While navy beans generally do not require support, trellising or staking can help keep the plants upright and improve airflow. Consider using bamboo stakes, wire cages, or string trellises to provide support as the plants grow taller.
Harvesting and Storing Navy Beans
Recognizing Harvest Readiness
Navy beans are typically ready for harvest 90 to 120 days after planting, depending on the variety. Look for dry, brittle pods with fully developed beans inside. Open a few pods and ensure the beans are hard and glossy.
Harvest navy beans by gently pulling the entire plant or by handpicking the dry pods. Avoid shaking the plants vigorously to prevent premature seed dispersal. Collect the pods in a basket or container.
Drying and Storing Navy Beans
Dry the harvested navy bean pods in a well-ventilated area away from direct sunlight until the pods are brittle and the beans rattle inside. Shell the beans and store them in airtight containers in a cool, dry place. Properly stored navy beans can last for up to a year.
If you want to save seeds from your navy bean plants for future planting, allow a few pods to fully mature and dry on the plants. Harvest the dried pods, remove the beans, and store them in a cool, dry place in a labeled container. Ensure the seeds are fully dry before storing to prevent mold or mildew.

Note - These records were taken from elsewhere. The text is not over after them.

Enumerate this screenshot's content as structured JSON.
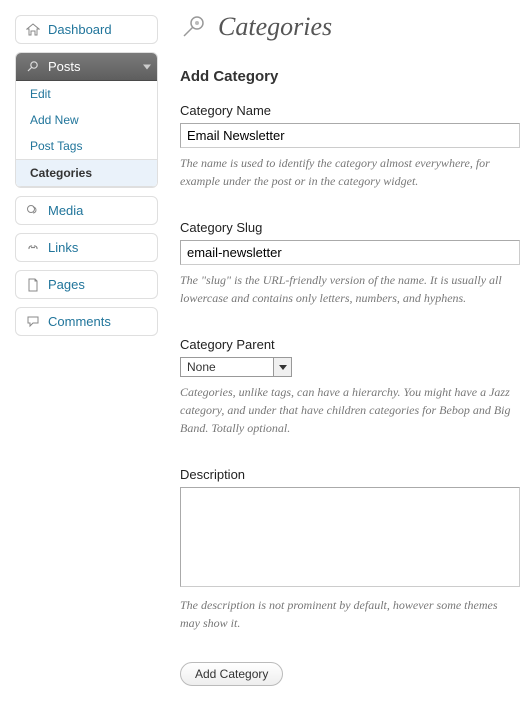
{
  "sidebar": {
    "dashboard": "Dashboard",
    "posts": "Posts",
    "posts_sub": {
      "edit": "Edit",
      "add_new": "Add New",
      "post_tags": "Post Tags",
      "categories": "Categories"
    },
    "media": "Media",
    "links": "Links",
    "pages": "Pages",
    "comments": "Comments"
  },
  "page": {
    "title": "Categories",
    "section_title": "Add Category"
  },
  "fields": {
    "name": {
      "label": "Category Name",
      "value": "Email Newsletter",
      "help": "The name is used to identify the category almost everywhere, for example under the post or in the category widget."
    },
    "slug": {
      "label": "Category Slug",
      "value": "email-newsletter",
      "help": "The \"slug\" is the URL-friendly version of the name. It is usually all lowercase and contains only letters, numbers, and hyphens."
    },
    "parent": {
      "label": "Category Parent",
      "selected": "None",
      "help": "Categories, unlike tags, can have a hierarchy. You might have a Jazz category, and under that have children categories for Bebop and Big Band. Totally optional."
    },
    "description": {
      "label": "Description",
      "value": "",
      "help": "The description is not prominent by default, however some themes may show it."
    }
  },
  "submit_label": "Add Category"
}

Cooking and Culinary Uses:
Once harvested and dried, navy beans can be stored long-term and used in a variety of delicious recipes. Soak the dried beans overnight before cooking to reduce cooking time. Navy beans are popular in soups, stews, salads, and side dishes. They are also a staple ingredient in dishes like baked beans and chili.
To prevent the buildup of pests and diseases in the soil, practice crop rotation by avoiding planting navy beans or other legumes in the same location for consecutive seasons. Rotate with unrelated crops like tomatoes, corn, or lettuce to break pest and disease cycles.
Troubleshooting Common Navy Bean Growing Issues
Disease Prevention and Management
Common diseases that affect navy beans include powdery mildew, bacterial blight, and common bean mosaic virus. Implement preventive measures such as crop rotation, providing adequate spacing, and using disease-resistant varieties. Treat infected plants promptly with appropriate organic fungicides or bactericides.
Dealing with Pest Infestations
Pests like aphids, bean beetles, and spider mites can damage navy bean plants. Encourage beneficial insects like ladybugs and lacewings, and use organic insecticidal soaps or neem oil to control pest populations. Regularly inspect your plants for signs of infestation.
Nutrient Deficiencies and Imbalances
Monitor the appearance of your navy bean plants for signs of nutrient deficiencies, such as yellowing leaves or stunted growth. Conduct a soil test to identify any imbalances and adjust your fertilizer application accordingly. Supplement with organic fertilizers or soil amendments as needed.
Exploring Navy Bean Recipes
Classic Navy Bean Soup
Prepare a hearty navy bean soup by combining cooked navy beans, vegetables, herbs, and broth. Simmer the ingredients until the flavors meld together, and serve it hot with crusty bread.
Baked Navy Beans
Create a flavorful side dish by baking navy beans with ingredients like molasses, brown sugar, mustard, and bacon. The slow cooking process infuses the beans with rich flavors and produces a caramelized, savory dish.
Navy Bean Salad
Make a refreshing salad by mixing cooked navy beans with fresh vegetables, herbs, and a tangy vinaigrette dressing. This salad is versatile and can be customized with additional ingredients like cheese or avocado.
Growing navy beans is a satisfying endeavor that allows you to enjoy the taste and nutritional benefits of these versatile legumes. By following this comprehensive guide, you can successfully cultivate navy beans in your garden or containers, from selecting the right seeds to caring for the plants and harvesting the beans. With patience, proper care, and a bit of culinary creativity, you can incorporate homegrown navy beans into various delicious recipes and savor the rewards of your efforts.